Weeks before the uproar over revelations that U.S. Rep. Elizabeth Esty paid her chief of staff a $5,000 severance package and signed a non-disclosure agreement concerning sexual harassment allegations made against him, the Connecticut state Senate raised Senate Bill 503, An Act Requiring Approval of State Agency Settlement and Nondisclosure Agreements.” The bill, if approved by the General Assembly – would require legislative approval of certain payments made to state employees pursuant to a nondisclosure or separation agreement.
The bill provides in part that any state agency that is a party to a separation or nondisclosure agreement shall prepare a written summary of such agreement, with no personal or identifying information included in such summary and the name of the employee redacted. The summary, together with the amount of payment proposed to be made to the state employee pursuant to such agreement, shall be filed by the employing state agency with the clerks of the House of Representatives and the Senate within ten days after the date on which such agreement is reached. The request for approval of the payment and agreement shall be deemed approved if the General Assembly fails to vote to approve or reject such request within thirty days after such filing or submission.
The bill further provides that the General Assembly may approve any such payment and agreement as a whole by a majority vote of each house or may reject such payment and agreement as a whole by a two-thirds vote of either house if it determines that there are insufficient funds for full payment.
If rejected, the matter shall be returned to the parties for further negotiation.
Senate Republican President Pro Tempore Len Fasano-R and Representative Holly Cheeseman-R both submitted testimony in support of the bill. Sen. Fasano expressed “grave concerns” about state agencies doling out sometimes six-figure payments to employees without the legally required oversight or authorization. He cited recent examples, including over $376,000 in severance payments made to four senior level managers at Access Health CT who were secretly involuntarily terminated by CEO James Wadleigh between 2015 and 2017. Each of them received at least six months of salary and benefits pursuant to separation agreements that were not reviewed by any other state entity. Some of these agreements also reportedly included nondisclosure language, calling for employees to not disclose the terms of their settlement and to “not make any disparaging or defamatory statements” about Access Health CT.

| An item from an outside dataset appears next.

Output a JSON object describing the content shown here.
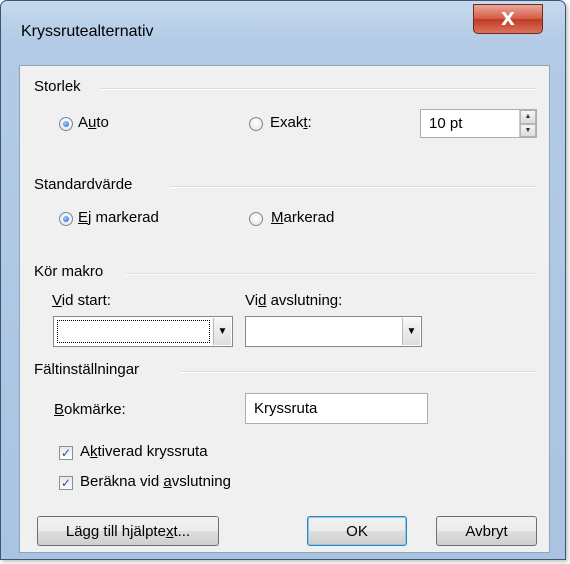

Senator Fasano further indicated that state auditors reported this problem in their 2016 Annual Report, which referenced payments, some exceeding $100,000, made to state employees as part of non-disparagement and non-litigation agreements. According to the report, these agreements were neither reviewed nor approved by the state Attorney General or the Governor, as required by Connecticut General Statute Sec. 3-7 (c). He also proposed modifications to the bill, including switching oversight from the General Assembly to the Office of the Attorney General.
In her testimony, Rep. Cheeseman also referenced the state auditor’s annual report which “revealed a need to stop offering six-figure separation and non-disparagement agreements to former employees without third-party oversight.” “The University of Connecticut, The UCONN Health Center, and The Connecticut Lottery Corporation have made numerous such payments and this is the second year in a row that the auditors have made such a recommendation in their annual report to the General assembly.”
The Joint Committee on Government Administration and Elections voted the bill out of Committee on March 23, 2018. It is headed to the Senate floor for action but has not yet been calendared.